To do: Output all of the listing below, leaving every line unchanged.

Information:

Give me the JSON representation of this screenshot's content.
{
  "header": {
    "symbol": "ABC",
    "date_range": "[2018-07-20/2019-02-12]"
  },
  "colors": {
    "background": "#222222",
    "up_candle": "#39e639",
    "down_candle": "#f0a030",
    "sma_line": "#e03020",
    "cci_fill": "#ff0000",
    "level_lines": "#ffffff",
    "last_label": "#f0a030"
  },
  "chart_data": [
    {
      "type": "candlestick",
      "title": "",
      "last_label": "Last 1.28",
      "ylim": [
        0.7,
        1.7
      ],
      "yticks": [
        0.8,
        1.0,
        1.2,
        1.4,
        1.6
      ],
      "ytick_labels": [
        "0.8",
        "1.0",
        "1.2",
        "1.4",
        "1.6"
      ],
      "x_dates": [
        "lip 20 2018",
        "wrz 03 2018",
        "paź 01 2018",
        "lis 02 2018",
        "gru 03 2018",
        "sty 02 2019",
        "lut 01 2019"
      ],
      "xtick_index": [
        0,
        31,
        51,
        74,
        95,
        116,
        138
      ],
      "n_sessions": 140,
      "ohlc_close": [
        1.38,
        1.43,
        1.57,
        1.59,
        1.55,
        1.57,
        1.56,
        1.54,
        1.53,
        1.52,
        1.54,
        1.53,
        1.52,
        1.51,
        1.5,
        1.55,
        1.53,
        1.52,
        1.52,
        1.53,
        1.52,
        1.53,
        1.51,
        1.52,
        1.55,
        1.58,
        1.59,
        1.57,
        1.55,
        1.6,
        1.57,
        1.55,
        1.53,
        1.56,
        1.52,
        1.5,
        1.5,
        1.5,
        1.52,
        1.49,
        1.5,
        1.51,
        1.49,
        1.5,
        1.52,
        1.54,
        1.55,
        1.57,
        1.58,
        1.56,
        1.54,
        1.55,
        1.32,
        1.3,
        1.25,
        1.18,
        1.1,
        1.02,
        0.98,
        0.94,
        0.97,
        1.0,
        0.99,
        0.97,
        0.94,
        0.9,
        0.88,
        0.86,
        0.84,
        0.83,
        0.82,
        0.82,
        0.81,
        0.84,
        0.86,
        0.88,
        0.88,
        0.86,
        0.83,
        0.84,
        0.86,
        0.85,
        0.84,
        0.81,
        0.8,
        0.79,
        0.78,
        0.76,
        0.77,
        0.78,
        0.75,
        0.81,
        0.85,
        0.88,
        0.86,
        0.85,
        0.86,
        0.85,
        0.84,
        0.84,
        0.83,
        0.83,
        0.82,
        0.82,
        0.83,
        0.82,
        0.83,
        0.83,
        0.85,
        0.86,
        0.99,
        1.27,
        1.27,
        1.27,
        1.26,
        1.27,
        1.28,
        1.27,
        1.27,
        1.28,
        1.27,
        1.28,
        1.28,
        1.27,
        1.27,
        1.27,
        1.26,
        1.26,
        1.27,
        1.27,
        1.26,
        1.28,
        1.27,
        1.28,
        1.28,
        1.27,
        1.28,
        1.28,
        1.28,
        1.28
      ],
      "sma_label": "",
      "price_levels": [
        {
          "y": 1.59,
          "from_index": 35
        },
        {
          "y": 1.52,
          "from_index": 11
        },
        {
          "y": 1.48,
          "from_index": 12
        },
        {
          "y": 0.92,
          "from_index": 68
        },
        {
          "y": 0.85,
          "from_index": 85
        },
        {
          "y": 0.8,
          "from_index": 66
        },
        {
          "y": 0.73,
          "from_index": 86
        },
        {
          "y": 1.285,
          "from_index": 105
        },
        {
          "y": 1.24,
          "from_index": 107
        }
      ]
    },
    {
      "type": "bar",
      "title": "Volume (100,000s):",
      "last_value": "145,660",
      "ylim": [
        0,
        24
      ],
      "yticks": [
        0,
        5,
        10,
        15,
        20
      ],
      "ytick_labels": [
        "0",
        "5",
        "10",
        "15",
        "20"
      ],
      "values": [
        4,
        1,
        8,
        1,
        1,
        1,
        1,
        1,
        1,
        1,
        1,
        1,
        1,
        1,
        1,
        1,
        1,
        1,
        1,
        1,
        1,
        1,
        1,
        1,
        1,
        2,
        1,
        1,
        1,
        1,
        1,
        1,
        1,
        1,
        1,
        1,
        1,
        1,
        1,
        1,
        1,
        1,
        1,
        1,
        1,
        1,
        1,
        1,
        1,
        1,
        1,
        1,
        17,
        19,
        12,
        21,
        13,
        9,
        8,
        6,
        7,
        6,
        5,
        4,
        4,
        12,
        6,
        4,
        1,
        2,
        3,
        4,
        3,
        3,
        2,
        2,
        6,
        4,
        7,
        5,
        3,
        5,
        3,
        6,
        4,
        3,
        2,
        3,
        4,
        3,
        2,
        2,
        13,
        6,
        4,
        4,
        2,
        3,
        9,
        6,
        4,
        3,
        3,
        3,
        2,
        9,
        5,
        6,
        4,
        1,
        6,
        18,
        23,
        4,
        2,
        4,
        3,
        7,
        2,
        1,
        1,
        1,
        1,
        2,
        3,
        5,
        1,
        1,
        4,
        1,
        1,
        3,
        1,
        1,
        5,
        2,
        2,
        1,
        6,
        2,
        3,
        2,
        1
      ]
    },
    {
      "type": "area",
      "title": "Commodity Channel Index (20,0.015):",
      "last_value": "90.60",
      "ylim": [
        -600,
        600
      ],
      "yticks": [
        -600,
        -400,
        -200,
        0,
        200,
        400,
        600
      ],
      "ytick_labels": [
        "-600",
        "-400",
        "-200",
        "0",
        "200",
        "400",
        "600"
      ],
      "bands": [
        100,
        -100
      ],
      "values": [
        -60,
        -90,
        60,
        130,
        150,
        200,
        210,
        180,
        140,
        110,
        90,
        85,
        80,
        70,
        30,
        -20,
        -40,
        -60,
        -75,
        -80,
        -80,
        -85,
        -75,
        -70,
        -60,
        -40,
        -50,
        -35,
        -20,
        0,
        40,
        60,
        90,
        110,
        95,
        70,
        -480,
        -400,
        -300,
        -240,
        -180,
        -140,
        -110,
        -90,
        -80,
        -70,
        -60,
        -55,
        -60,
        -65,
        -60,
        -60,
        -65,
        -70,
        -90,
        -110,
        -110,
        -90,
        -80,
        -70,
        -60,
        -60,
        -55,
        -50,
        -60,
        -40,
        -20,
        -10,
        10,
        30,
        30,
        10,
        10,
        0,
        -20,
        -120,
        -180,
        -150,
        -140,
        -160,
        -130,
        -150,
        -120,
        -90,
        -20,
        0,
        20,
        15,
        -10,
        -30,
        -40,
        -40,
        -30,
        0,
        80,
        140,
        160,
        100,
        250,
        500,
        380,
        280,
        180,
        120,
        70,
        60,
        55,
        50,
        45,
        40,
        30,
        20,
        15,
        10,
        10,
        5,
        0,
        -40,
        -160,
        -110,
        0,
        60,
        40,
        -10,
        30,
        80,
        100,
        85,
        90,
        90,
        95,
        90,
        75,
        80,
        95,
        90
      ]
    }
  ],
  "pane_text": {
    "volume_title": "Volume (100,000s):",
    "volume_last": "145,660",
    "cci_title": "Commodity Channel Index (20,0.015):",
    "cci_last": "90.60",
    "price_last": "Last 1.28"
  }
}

Solution to the exercise:
Give me the JSON representation of this screenshot's content.
{
  "header": {
    "symbol": "ABC",
    "date_range": "[2018-07-20/2019-02-12]"
  },
  "colors": {
    "background": "#222222",
    "up_candle": "#39e639",
    "down_candle": "#f0a030",
    "sma_line": "#e03020",
    "cci_fill": "#ff0000",
    "level_lines": "#ffffff",
    "last_label": "#f0a030"
  },
  "chart_data": [
    {
      "type": "candlestick",
      "title": "",
      "last_label": "Last 1.28",
      "ylim": [
        0.7,
        1.7
      ],
      "yticks": [
        0.8,
        1.0,
        1.2,
        1.4,
        1.6
      ],
      "ytick_labels": [
        "0.8",
        "1.0",
        "1.2",
        "1.4",
        "1.6"
      ],
      "x_dates": [
        "lip 20 2018",
        "wrz 03 2018",
        "paź 01 2018",
        "lis 02 2018",
        "gru 03 2018",
        "sty 02 2019",
        "lut 01 2019"
      ],
      "xtick_index": [
        0,
        31,
        51,
        74,
        95,
        116,
        138
      ],
      "n_sessions": 140,
      "ohlc_close": [
        1.38,
        1.43,
        1.57,
        1.59,
        1.55,
        1.57,
        1.56,
        1.54,
        1.53,
        1.52,
        1.54,
        1.53,
        1.52,
        1.51,
        1.5,
        1.55,
        1.53,
        1.52,
        1.52,
        1.53,
        1.52,
        1.53,
        1.51,
        1.52,
        1.55,
        1.58,
        1.59,
        1.57,
        1.55,
        1.6,
        1.57,
        1.55,
        1.53,
        1.56,
        1.52,
        1.5,
        1.5,
        1.5,
        1.52,
        1.49,
        1.5,
        1.51,
        1.49,
        1.5,
        1.52,
        1.54,
        1.55,
        1.57,
        1.58,
        1.56,
        1.54,
        1.55,
        1.32,
        1.3,
        1.25,
        1.18,
        1.1,
        1.02,
        0.98,
        0.94,
        0.97,
        1.0,
        0.99,
        0.97,
        0.94,
        0.9,
        0.88,
        0.86,
        0.84,
        0.83,
        0.82,
        0.82,
        0.81,
        0.84,
        0.86,
        0.88,
        0.88,
        0.86,
        0.83,
        0.84,
        0.86,
        0.85,
        0.84,
        0.81,
        0.8,
        0.79,
        0.78,
        0.76,
        0.77,
        0.78,
        0.75,
        0.81,
        0.85,
        0.88,
        0.86,
        0.85,
        0.86,
        0.85,
        0.84,
        0.84,
        0.83,
        0.83,
        0.82,
        0.82,
        0.83,
        0.82,
        0.83,
        0.83,
        0.85,
        0.86,
        0.99,
        1.27,
        1.27,
        1.27,
        1.26,
        1.27,
        1.28,
        1.27,
        1.27,
        1.28,
        1.27,
        1.28,
        1.28,
        1.27,
        1.27,
        1.27,
        1.26,
        1.26,
        1.27,
        1.27,
        1.26,
        1.28,
        1.27,
        1.28,
        1.28,
        1.27,
        1.28,
        1.28,
        1.28,
        1.28
      ],
      "sma_label": "",
      "price_levels": [
        {
          "y": 1.59,
          "from_index": 35
        },
        {
          "y": 1.52,
          "from_index": 11
        },
        {
          "y": 1.48,
          "from_index": 12
        },
        {
          "y": 0.92,
          "from_index": 68
        },
        {
          "y": 0.85,
          "from_index": 85
        },
        {
          "y": 0.8,
          "from_index": 66
        },
        {
          "y": 0.73,
          "from_index": 86
        },
        {
          "y": 1.285,
          "from_index": 105
        },
        {
          "y": 1.24,
          "from_index": 107
        }
      ]
    },
    {
      "type": "bar",
      "title": "Volume (100,000s):",
      "last_value": "145,660",
      "ylim": [
        0,
        24
      ],
      "yticks": [
        0,
        5,
        10,
        15,
        20
      ],
      "ytick_labels": [
        "0",
        "5",
        "10",
        "15",
        "20"
      ],
      "values": [
        4,
        1,
        8,
        1,
        1,
        1,
        1,
        1,
        1,
        1,
        1,
        1,
        1,
        1,
        1,
        1,
        1,
        1,
        1,
        1,
        1,
        1,
        1,
        1,
        1,
        2,
        1,
        1,
        1,
        1,
        1,
        1,
        1,
        1,
        1,
        1,
        1,
        1,
        1,
        1,
        1,
        1,
        1,
        1,
        1,
        1,
        1,
        1,
        1,
        1,
        1,
        1,
        17,
        19,
        12,
        21,
        13,
        9,
        8,
        6,
        7,
        6,
        5,
        4,
        4,
        12,
        6,
        4,
        1,
        2,
        3,
        4,
        3,
        3,
        2,
        2,
        6,
        4,
        7,
        5,
        3,
        5,
        3,
        6,
        4,
        3,
        2,
        3,
        4,
        3,
        2,
        2,
        13,
        6,
        4,
        4,
        2,
        3,
        9,
        6,
        4,
        3,
        3,
        3,
        2,
        9,
        5,
        6,
        4,
        1,
        6,
        18,
        23,
        4,
        2,
        4,
        3,
        7,
        2,
        1,
        1,
        1,
        1,
        2,
        3,
        5,
        1,
        1,
        4,
        1,
        1,
        3,
        1,
        1,
        5,
        2,
        2,
        1,
        6,
        2,
        3,
        2,
        1
      ]
    },
    {
      "type": "area",
      "title": "Commodity Channel Index (20,0.015):",
      "last_value": "90.60",
      "ylim": [
        -600,
        600
      ],
      "yticks": [
        -600,
        -400,
        -200,
        0,
        200,
        400,
        600
      ],
      "ytick_labels": [
        "-600",
        "-400",
        "-200",
        "0",
        "200",
        "400",
        "600"
      ],
      "bands": [
        100,
        -100
      ],
      "values": [
        -60,
        -90,
        60,
        130,
        150,
        200,
        210,
        180,
        140,
        110,
        90,
        85,
        80,
        70,
        30,
        -20,
        -40,
        -60,
        -75,
        -80,
        -80,
        -85,
        -75,
        -70,
        -60,
        -40,
        -50,
        -35,
        -20,
        0,
        40,
        60,
        90,
        110,
        95,
        70,
        -480,
        -400,
        -300,
        -240,
        -180,
        -140,
        -110,
        -90,
        -80,
        -70,
        -60,
        -55,
        -60,
        -65,
        -60,
        -60,
        -65,
        -70,
        -90,
        -110,
        -110,
        -90,
        -80,
        -70,
        -60,
        -60,
        -55,
        -50,
        -60,
        -40,
        -20,
        -10,
        10,
        30,
        30,
        10,
        10,
        0,
        -20,
        -120,
        -180,
        -150,
        -140,
        -160,
        -130,
        -150,
        -120,
        -90,
        -20,
        0,
        20,
        15,
        -10,
        -30,
        -40,
        -40,
        -30,
        0,
        80,
        140,
        160,
        100,
        250,
        500,
        380,
        280,
        180,
        120,
        70,
        60,
        55,
        50,
        45,
        40,
        30,
        20,
        15,
        10,
        10,
        5,
        0,
        -40,
        -160,
        -110,
        0,
        60,
        40,
        -10,
        30,
        80,
        100,
        85,
        90,
        90,
        95,
        90,
        75,
        80,
        95,
        90
      ]
    }
  ],
  "pane_text": {
    "volume_title": "Volume (100,000s):",
    "volume_last": "145,660",
    "cci_title": "Commodity Channel Index (20,0.015):",
    "cci_last": "90.60",
    "price_last": "Last 1.28"
  }
}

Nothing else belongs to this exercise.